[Aim of the task]
Please restate each entry that appears below word for word, without its pictures.

[Records supplied]

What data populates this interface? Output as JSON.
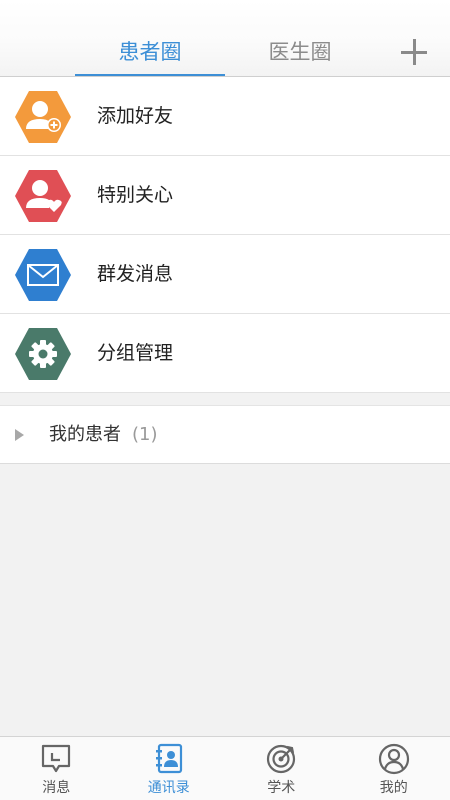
{
  "header": {
    "tabs": [
      {
        "label": "患者圈",
        "active": true
      },
      {
        "label": "医生圈",
        "active": false
      }
    ],
    "add_icon": "plus-icon"
  },
  "menu": [
    {
      "label": "添加好友",
      "icon": "add-friend-icon",
      "color": "#f39a3c"
    },
    {
      "label": "特别关心",
      "icon": "special-care-icon",
      "color": "#e04f55"
    },
    {
      "label": "群发消息",
      "icon": "mass-message-icon",
      "color": "#2f7fd0"
    },
    {
      "label": "分组管理",
      "icon": "group-settings-icon",
      "color": "#4a7a6a"
    }
  ],
  "group": {
    "label": "我的患者",
    "count": "(1)"
  },
  "bottom_nav": [
    {
      "label": "消息",
      "icon": "message-icon",
      "active": false
    },
    {
      "label": "通讯录",
      "icon": "contacts-icon",
      "active": true
    },
    {
      "label": "学术",
      "icon": "academic-icon",
      "active": false
    },
    {
      "label": "我的",
      "icon": "profile-icon",
      "active": false
    }
  ],
  "colors": {
    "accent": "#3d8fd6",
    "inactive_tab": "#8c8c8c",
    "background": "#f2f2f2"
  }
}
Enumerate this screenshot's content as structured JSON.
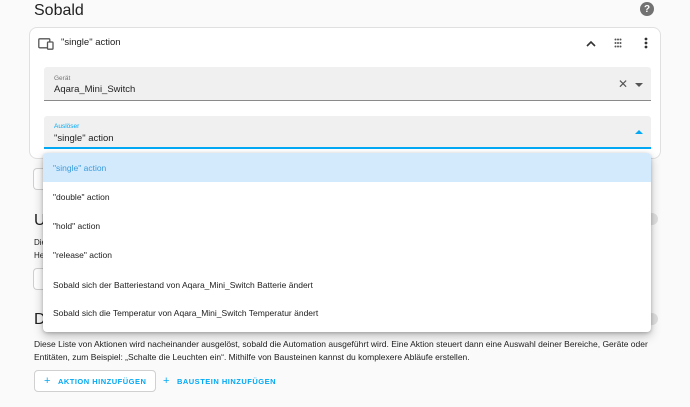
{
  "section": {
    "title": "Sobald",
    "help_icon": "help-icon"
  },
  "trigger_card": {
    "title": "\"single\" action",
    "icon": "device-icon",
    "collapse_icon": "chevron-up-icon",
    "drag_icon": "drag-handle-icon",
    "menu_icon": "more-vert-icon",
    "device_field": {
      "label": "Gerät",
      "value": "Aqara_Mini_Switch"
    },
    "trigger_field": {
      "label": "Auslöser",
      "value": "\"single\" action"
    }
  },
  "dropdown": {
    "options": [
      {
        "label": "\"single\" action",
        "selected": true
      },
      {
        "label": "\"double\" action",
        "selected": false
      },
      {
        "label": "\"hold\" action",
        "selected": false
      },
      {
        "label": "\"release\" action",
        "selected": false
      },
      {
        "label": "Sobald sich der Batteriestand von Aqara_Mini_Switch Batterie ändert",
        "selected": false
      },
      {
        "label": "Sobald sich die Temperatur von Aqara_Mini_Switch Temperatur ändert",
        "selected": false
      }
    ]
  },
  "background": {
    "conditions_title_fragment": "Un",
    "conditions_line1_fragment": "Die",
    "conditions_line2_fragment": "He",
    "actions_title_fragment": "Da",
    "actions_description": "Diese Liste von Aktionen wird nacheinander ausgelöst, sobald die Automation ausgeführt wird. Eine Aktion steuert dann eine Auswahl deiner Bereiche, Geräte oder Entitäten, zum Beispiel: „Schalte die Leuchten ein“. Mithilfe von Bausteinen kannst du komplexere Abläufe erstellen.",
    "add_action_label": "AKTION HINZUFÜGEN",
    "add_block_label": "BAUSTEIN HINZUFÜGEN"
  },
  "colors": {
    "accent": "#03a9f4",
    "selected_bg": "#d3eafd",
    "background": "#fafafa"
  }
}
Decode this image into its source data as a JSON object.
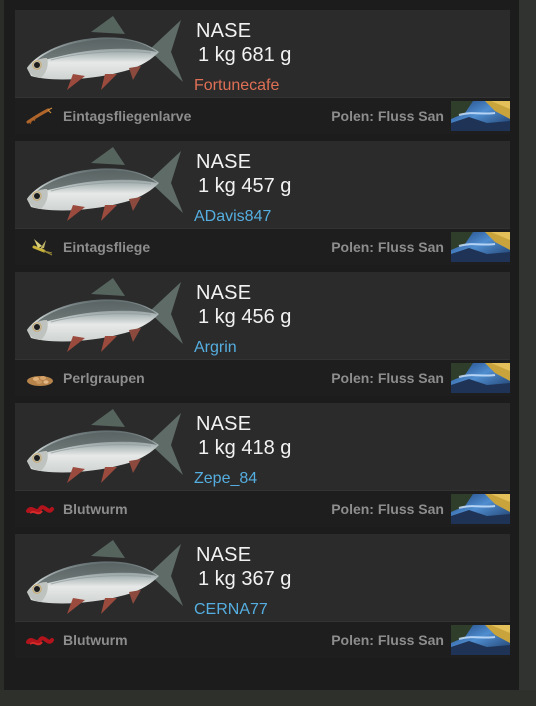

[Solved problem]
What data populates this interface? Output as JSON.
{
  "header": {
    "tabs": [
      {
        "label": "患者圈",
        "active": true
      },
      {
        "label": "医生圈",
        "active": false
      }
    ],
    "add_icon": "plus-icon"
  },
  "menu": [
    {
      "label": "添加好友",
      "icon": "add-friend-icon",
      "color": "#f39a3c"
    },
    {
      "label": "特别关心",
      "icon": "special-care-icon",
      "color": "#e04f55"
    },
    {
      "label": "群发消息",
      "icon": "mass-message-icon",
      "color": "#2f7fd0"
    },
    {
      "label": "分组管理",
      "icon": "group-settings-icon",
      "color": "#4a7a6a"
    }
  ],
  "group": {
    "label": "我的患者",
    "count": "(1)"
  },
  "bottom_nav": [
    {
      "label": "消息",
      "icon": "message-icon",
      "active": false
    },
    {
      "label": "通讯录",
      "icon": "contacts-icon",
      "active": true
    },
    {
      "label": "学术",
      "icon": "academic-icon",
      "active": false
    },
    {
      "label": "我的",
      "icon": "profile-icon",
      "active": false
    }
  ],
  "colors": {
    "accent": "#3d8fd6",
    "inactive_tab": "#8c8c8c",
    "background": "#f2f2f2"
  }
}
Enumerate this screenshot's content as structured JSON.
{
  "section": {
    "title": "Sobald",
    "help_icon": "help-icon"
  },
  "trigger_card": {
    "title": "\"single\" action",
    "icon": "device-icon",
    "collapse_icon": "chevron-up-icon",
    "drag_icon": "drag-handle-icon",
    "menu_icon": "more-vert-icon",
    "device_field": {
      "label": "Gerät",
      "value": "Aqara_Mini_Switch"
    },
    "trigger_field": {
      "label": "Auslöser",
      "value": "\"single\" action"
    }
  },
  "dropdown": {
    "options": [
      {
        "label": "\"single\" action",
        "selected": true
      },
      {
        "label": "\"double\" action",
        "selected": false
      },
      {
        "label": "\"hold\" action",
        "selected": false
      },
      {
        "label": "\"release\" action",
        "selected": false
      },
      {
        "label": "Sobald sich der Batteriestand von Aqara_Mini_Switch Batterie ändert",
        "selected": false
      },
      {
        "label": "Sobald sich die Temperatur von Aqara_Mini_Switch Temperatur ändert",
        "selected": false
      }
    ]
  },
  "background": {
    "conditions_title_fragment": "Un",
    "conditions_line1_fragment": "Die",
    "conditions_line2_fragment": "He",
    "actions_title_fragment": "Da",
    "actions_description": "Diese Liste von Aktionen wird nacheinander ausgelöst, sobald die Automation ausgeführt wird. Eine Aktion steuert dann eine Auswahl deiner Bereiche, Geräte oder Entitäten, zum Beispiel: „Schalte die Leuchten ein“. Mithilfe von Bausteinen kannst du komplexere Abläufe erstellen.",
    "add_action_label": "AKTION HINZUFÜGEN",
    "add_block_label": "BAUSTEIN HINZUFÜGEN"
  },
  "colors": {
    "accent": "#03a9f4",
    "selected_bg": "#d3eafd",
    "background": "#fafafa"
  }
}
Decode this image into its source data as a JSON object.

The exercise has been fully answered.